Obviously, this ability to make a dinosaur a Meat Hunter (Predator) or a Meat Scavenger will come in very handy when paleontologists would like to test their theories about Tyrannosaurus rex as scavenger or a predator.

Users can also adjust some other very important variables for each type of dinosaur. How fast does this type of dinosaur grow? How many MJ/KG does this dinosaur need to eat everyday to survive? How much energy does this dinosaur provide when it is eaten by another dinosaur? How old does this dinosaur have to be to reproduce? And what is this dinosaur’s lifespan (assuming, of course, it doesn’t become dinner for another dinosaur)? By the way, I just read in Islands in the Cosmos: The Evolution of Life on Land by Dale Russell that, “a sample of horned dinosaur population is estimated to have sexually matured at an age of 20 and lived to an average age of 22 years, with a few exceptional individuals surviving to ~80 years.” And that is exactly why we allow the user to ‘get under the hood’ and make adjustments to these values. I’m not an expert paleontologist. I’m a computer scientist that has made a lot of models and simulations and I discovered the best thing for me to do is make available the tools that the experts can use to make the model accurate.

Update: it was announced today (July 16, 2013) that, David Burnham, preparator of vertebrate paleontology at the Biodiversity Institute at the University of Kansas. “has unearthed “smoking gun” physical proof that T. rex was indeed a predator, hunter and killer. In the Hell Creek Formation of South Dakota, Burnham and colleagues discovered the crown of a T. rex tooth lodged in the fossilized spine of a plant-eating hadrosaur that seems to have survived the attack. The team describes the find in the current issue of the Proceedings of the National Academy of Sciences.” Link to the fascinating article here.

# What’s for dinner?

Abydosaurus having breakfast. (This was found on the internet without a credit; if this is your image, please let us know)

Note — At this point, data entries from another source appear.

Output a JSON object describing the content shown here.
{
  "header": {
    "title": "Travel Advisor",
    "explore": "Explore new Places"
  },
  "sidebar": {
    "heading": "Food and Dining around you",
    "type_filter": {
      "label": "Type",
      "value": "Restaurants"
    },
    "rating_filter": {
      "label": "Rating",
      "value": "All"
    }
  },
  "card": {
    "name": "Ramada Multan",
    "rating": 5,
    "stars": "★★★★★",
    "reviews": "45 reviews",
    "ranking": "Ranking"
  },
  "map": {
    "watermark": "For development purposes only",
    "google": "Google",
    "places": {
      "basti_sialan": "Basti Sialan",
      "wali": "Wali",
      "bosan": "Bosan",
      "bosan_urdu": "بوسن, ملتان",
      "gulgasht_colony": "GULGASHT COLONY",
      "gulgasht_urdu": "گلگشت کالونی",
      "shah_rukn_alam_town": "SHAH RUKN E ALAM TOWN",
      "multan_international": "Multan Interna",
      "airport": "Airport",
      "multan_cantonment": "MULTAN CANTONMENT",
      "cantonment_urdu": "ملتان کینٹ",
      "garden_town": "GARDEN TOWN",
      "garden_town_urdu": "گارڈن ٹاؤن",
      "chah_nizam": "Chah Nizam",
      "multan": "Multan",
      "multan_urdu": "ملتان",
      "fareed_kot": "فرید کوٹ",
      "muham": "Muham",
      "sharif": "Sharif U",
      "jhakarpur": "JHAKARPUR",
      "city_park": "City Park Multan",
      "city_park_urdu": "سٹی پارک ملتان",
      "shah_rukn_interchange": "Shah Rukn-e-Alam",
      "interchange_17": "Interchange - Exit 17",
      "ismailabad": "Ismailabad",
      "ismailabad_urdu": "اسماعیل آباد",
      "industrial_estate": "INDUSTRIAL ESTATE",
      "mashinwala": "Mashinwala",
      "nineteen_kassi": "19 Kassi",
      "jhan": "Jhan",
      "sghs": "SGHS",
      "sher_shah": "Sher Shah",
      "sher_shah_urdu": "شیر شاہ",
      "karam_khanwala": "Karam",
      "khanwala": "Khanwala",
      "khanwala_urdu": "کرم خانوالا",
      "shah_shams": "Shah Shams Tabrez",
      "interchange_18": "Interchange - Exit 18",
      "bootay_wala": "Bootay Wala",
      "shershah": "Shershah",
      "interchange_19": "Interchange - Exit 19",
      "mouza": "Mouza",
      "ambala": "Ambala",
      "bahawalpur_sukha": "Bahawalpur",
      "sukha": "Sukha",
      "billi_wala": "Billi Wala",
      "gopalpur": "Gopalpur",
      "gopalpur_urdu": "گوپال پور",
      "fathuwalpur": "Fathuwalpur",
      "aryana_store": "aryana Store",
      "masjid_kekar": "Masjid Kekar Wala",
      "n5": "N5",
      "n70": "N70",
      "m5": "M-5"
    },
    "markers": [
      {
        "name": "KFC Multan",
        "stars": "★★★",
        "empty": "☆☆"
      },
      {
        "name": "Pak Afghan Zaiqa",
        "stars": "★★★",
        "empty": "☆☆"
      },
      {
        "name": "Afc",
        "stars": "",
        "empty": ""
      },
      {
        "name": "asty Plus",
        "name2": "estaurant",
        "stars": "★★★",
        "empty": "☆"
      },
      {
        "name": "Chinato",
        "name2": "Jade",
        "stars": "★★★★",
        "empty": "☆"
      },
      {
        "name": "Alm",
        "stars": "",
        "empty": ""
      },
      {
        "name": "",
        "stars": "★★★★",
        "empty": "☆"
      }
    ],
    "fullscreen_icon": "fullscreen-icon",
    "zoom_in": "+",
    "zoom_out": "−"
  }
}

For the last week I have been busy researching the details of the food chain of the first inhabitants on Dinosaur Island: Tyrannosaurus rex, Edmontosaurus regalisNipa and Araucaria. The papers that I have been reading are: “Could Tyrannosaurus rex have been a scavenger rather than a predator? An energetics approach,” Ruxton and Houston, The Royal Society, February 2003; “Giants on the landscape: modeling the abundance of megaherbivorous dinosaurs of the Morrison Foundation (Late Jurassic, western USA),” Farlow, Caroian and Foster, Historical Biology, Vol. 22, No. 4, December 2013, pp. 403-429 and “Sauropod Feeding and Digestive Physiology, Hummel and Clauss, Biology of the Sauropod Dinosaurs”, Indiana University Press, 2011 pp. 11-33.

The first food chain on Dinosaur Island is illustrated below:

The T. rex, Edmontosaurus regalis, Nipa and Araucaria food chain. How much energy does the Edmontosaurus receive from eating one Nipa plant? How much energy does the T. rex receive from eating one Edmontosaurus?

What we are trying to ascertain is exactly how much energy is transferred each step of the way. How much energy does the Edmontosaurus receive from eating one Nipa plant? How much energy does the T. rex receive from eating one Edmontosaurus?

For example, in Sauropod Feeding and Digestive Physiology we learn that Araucariaceae is estimated by one source to produce 7.0 Mega Joules per kilogram of dry matter but by another source as between 6.3 and 10.8 Mega Joule per kilogram of dry matter. In Giants on the landscape: modeling the abundance of megaherbivorous dinosaurs of the Morrison Foundation one model is that the estimated energy consumption for a megaherbivore is  55 kilo Joules over kilograms of body mass0.75 per day and another model is for 550 kilo Joules over kilograms of body mass0.75 per day. In Was Tyrannosaurus rex a scavenger? there are also estimates for the energy produced per kilogram of carrion and the amount of energy needed by T. rex if it was a scavenger (slow moving) or a hunter (very fast moving).

As I’ve said before: I’m a computer scientist, not a paleontologist and right now I feel like I’m back in grad school just trying to keep up with my first year classes.  However, I have no doubt that Dinosaur Island will be a very useful tool for answering some of the questions raised in these papers.